RECORD EXCERPTS:
§

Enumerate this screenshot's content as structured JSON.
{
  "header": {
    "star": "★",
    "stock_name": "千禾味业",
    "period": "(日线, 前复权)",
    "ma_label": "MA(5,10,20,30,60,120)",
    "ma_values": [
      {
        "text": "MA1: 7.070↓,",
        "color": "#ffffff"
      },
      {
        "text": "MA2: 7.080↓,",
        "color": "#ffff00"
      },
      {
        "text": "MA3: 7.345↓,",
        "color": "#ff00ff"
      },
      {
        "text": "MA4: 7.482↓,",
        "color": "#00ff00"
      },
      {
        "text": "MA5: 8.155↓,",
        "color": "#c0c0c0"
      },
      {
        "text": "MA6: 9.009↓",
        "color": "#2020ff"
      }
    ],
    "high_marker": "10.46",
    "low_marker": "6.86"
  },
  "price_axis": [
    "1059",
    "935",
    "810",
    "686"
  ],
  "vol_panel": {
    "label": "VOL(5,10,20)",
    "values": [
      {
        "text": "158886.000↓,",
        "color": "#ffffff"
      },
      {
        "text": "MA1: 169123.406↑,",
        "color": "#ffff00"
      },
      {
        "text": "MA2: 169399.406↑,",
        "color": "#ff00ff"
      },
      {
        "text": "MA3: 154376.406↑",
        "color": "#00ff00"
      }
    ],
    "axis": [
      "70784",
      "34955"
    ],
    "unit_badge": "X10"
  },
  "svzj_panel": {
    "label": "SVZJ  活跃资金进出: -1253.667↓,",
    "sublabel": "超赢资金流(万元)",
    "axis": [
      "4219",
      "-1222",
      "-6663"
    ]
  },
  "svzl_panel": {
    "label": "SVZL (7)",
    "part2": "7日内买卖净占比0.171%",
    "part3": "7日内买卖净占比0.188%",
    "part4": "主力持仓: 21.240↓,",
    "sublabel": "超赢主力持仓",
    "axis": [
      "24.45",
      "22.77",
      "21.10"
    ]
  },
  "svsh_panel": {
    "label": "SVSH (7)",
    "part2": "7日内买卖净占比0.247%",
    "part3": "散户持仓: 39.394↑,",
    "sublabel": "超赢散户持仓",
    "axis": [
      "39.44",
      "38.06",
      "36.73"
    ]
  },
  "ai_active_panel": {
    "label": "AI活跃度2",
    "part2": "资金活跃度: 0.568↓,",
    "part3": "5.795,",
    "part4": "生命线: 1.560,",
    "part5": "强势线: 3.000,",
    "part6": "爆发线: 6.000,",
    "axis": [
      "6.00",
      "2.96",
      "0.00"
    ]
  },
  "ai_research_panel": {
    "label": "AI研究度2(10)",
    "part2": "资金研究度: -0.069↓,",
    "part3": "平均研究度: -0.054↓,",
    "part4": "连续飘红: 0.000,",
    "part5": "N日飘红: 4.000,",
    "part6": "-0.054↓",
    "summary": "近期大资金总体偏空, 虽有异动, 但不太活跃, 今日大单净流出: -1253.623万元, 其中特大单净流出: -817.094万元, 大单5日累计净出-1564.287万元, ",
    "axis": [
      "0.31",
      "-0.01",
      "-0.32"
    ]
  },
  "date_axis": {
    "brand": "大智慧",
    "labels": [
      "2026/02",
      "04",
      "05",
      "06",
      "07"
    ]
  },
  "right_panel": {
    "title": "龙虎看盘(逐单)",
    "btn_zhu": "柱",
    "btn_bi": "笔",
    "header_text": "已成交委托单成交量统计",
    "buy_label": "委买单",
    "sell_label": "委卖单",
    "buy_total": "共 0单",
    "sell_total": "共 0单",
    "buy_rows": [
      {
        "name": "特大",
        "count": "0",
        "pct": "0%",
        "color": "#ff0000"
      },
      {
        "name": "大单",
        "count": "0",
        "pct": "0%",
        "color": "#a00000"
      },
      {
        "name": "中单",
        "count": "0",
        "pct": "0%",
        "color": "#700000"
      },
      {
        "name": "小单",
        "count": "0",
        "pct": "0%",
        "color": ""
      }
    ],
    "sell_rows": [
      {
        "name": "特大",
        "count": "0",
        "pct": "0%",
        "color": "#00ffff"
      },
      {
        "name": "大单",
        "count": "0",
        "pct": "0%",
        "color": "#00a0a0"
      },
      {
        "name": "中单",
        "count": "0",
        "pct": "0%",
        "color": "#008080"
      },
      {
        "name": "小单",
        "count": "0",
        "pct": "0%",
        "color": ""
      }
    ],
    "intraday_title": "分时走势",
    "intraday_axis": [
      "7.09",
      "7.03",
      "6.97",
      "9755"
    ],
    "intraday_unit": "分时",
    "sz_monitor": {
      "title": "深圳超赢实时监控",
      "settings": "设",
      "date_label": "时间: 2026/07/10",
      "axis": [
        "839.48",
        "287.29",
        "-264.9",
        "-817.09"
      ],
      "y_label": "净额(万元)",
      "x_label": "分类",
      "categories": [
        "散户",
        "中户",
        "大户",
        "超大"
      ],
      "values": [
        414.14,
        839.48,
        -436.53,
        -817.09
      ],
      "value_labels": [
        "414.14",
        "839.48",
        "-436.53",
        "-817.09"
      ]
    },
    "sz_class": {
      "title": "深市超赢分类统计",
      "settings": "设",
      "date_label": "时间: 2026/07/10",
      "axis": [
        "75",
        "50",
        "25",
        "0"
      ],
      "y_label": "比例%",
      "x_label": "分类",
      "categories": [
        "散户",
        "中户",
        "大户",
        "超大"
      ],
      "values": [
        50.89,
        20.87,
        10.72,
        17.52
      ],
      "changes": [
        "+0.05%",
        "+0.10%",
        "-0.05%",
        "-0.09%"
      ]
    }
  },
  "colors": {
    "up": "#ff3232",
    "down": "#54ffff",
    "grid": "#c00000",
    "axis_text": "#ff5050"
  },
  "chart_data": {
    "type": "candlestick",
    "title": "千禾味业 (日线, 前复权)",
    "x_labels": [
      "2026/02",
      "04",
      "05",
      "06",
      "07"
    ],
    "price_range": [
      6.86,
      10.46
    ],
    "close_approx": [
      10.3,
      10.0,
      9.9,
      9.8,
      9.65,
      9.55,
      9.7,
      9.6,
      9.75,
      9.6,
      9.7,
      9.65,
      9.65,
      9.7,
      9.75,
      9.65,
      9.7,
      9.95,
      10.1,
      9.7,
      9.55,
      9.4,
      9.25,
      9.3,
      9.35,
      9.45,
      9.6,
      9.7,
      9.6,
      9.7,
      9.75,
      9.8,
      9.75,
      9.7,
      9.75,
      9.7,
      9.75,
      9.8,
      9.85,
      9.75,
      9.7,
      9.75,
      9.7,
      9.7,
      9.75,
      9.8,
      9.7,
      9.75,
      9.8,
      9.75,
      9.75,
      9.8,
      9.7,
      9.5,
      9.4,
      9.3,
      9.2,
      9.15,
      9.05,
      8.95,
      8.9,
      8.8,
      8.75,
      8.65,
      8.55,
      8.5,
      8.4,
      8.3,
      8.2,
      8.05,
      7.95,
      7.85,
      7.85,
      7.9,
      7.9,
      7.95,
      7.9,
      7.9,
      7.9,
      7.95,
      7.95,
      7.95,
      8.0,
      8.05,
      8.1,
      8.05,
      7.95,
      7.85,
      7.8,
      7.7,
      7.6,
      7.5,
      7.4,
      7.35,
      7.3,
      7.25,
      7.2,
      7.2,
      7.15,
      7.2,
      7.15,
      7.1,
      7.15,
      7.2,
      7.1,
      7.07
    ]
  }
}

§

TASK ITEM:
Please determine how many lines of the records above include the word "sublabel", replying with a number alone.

RESULT OF THE TASK:
3